Each of the following bestsellers reflect some aspect of Danger Road:
By Vincent Bugliosi
Billed as “the #1 true crime bestseller of all time” by its publisher, Helter Skelter undoubtedly set the bar for true crime works. Helter Skelter is similar to Danger Road in that it provides the context for and description of the scene before, during and after the heinous murders. These details, which are described by those who saw and/or heard some aspect of the crimes, set the scene for an unforgettable account. In the same way, Danger Roadfeatures the results of extensive interviews, which were conducted with trial participants ― including the defendant. The resulting details are incorporated throughout Danger Road, lending it historical accuracy and providing the readers with a fascinating read.

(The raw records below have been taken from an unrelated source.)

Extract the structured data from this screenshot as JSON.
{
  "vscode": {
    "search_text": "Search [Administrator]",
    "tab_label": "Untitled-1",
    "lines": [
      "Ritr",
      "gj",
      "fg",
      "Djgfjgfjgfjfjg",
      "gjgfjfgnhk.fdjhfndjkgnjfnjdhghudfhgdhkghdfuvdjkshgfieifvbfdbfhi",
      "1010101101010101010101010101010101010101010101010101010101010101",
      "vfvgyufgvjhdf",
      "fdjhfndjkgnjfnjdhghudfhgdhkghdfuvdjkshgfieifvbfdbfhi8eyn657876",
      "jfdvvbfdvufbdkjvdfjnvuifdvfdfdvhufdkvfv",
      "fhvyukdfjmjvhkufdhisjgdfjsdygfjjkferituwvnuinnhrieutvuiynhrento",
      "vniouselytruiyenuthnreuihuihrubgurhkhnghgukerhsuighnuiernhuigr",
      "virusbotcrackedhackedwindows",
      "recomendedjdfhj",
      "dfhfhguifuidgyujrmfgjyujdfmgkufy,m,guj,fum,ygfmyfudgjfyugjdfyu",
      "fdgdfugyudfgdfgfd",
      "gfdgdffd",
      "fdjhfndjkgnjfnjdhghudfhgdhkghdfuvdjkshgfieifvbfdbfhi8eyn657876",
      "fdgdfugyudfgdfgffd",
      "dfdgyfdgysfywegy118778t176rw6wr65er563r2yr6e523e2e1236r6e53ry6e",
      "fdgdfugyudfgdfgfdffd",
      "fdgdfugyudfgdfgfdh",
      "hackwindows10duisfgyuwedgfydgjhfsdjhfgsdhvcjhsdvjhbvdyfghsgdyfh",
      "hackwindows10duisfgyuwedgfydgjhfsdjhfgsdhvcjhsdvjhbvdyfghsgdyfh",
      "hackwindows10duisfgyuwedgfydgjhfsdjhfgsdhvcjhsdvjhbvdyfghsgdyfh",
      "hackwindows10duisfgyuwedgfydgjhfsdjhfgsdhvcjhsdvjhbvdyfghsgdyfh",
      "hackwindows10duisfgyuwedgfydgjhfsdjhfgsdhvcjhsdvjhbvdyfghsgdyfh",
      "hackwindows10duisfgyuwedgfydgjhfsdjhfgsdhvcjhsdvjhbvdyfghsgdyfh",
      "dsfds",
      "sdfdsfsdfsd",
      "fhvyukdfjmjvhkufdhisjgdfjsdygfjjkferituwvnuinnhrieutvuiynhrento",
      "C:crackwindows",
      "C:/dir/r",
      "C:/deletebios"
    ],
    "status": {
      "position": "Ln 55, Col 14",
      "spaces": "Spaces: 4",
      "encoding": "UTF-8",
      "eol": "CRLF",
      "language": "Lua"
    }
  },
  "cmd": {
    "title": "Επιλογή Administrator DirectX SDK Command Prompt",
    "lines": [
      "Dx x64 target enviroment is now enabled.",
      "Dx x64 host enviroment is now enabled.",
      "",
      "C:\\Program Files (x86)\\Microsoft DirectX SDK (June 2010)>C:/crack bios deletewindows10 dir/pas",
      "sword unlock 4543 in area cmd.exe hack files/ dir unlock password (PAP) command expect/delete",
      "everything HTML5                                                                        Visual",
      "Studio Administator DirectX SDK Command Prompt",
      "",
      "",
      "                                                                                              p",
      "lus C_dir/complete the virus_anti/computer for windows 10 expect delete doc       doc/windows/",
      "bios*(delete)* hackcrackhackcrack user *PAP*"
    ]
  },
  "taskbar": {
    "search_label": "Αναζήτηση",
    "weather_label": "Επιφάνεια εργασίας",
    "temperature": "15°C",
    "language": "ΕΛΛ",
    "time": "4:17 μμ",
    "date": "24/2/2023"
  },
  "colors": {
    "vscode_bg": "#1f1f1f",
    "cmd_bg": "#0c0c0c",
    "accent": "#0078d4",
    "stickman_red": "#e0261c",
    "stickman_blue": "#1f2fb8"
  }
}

Karla Faye Tucker Set Free: Life and Faith on Death Row
By Linda Strom
Karla Faye Tucker’s story captured the nation’s attention ― and created a focal point for the debate about whether it’s possible for a convicted murderer not only to change but to be an inspiration to others.
In Danger Road, defendant Gil Fernandez experiences the same conversion that made Karla Faye Tucker’s story so compelling and uplifting. Except in the case of Fernandez, he became a Christian before he was arrested, leaving less doubt about the sincerity of his transformation. His story picks up where Karla’s left off, giving society another chance to examine how and why transformation is possible and why forgiveness can be justified.
By John Grisham
Although Grisham’s works are fiction, in real life he shares a similar background to John Contini: Both are criminal defense attorneys.
In The Firm, Grisham gives an inside glimpse into the life of the story’s protagonist, attorney Mitch McDeere. In the same way, Danger Road gives the readers a view into John Contini’s life at the time of the Gil Fernandez trial. And much the same as McDeere discovered there was a dark underbelly to the legal profession; John found malfeasance was rampant in many aspects of the headline-grabbing Fernandez trial.
By Carl Hiaasen
Although another work of fiction, Hiaasen’s Skinny Dip has parallels with Danger Road. As a columnist for The Miami Herald, Hiaasen uses South Florida — and its political infrastructure and players — as a backdrop forSkinny Dip. John Contini also gives the readers a tour of South Florida, from the restaurants where he drank and strategized the trial; to the colorful and sometimes strange locals who figure prominently in the story; to Broward County courtroom 970, where the main action in the book takes place.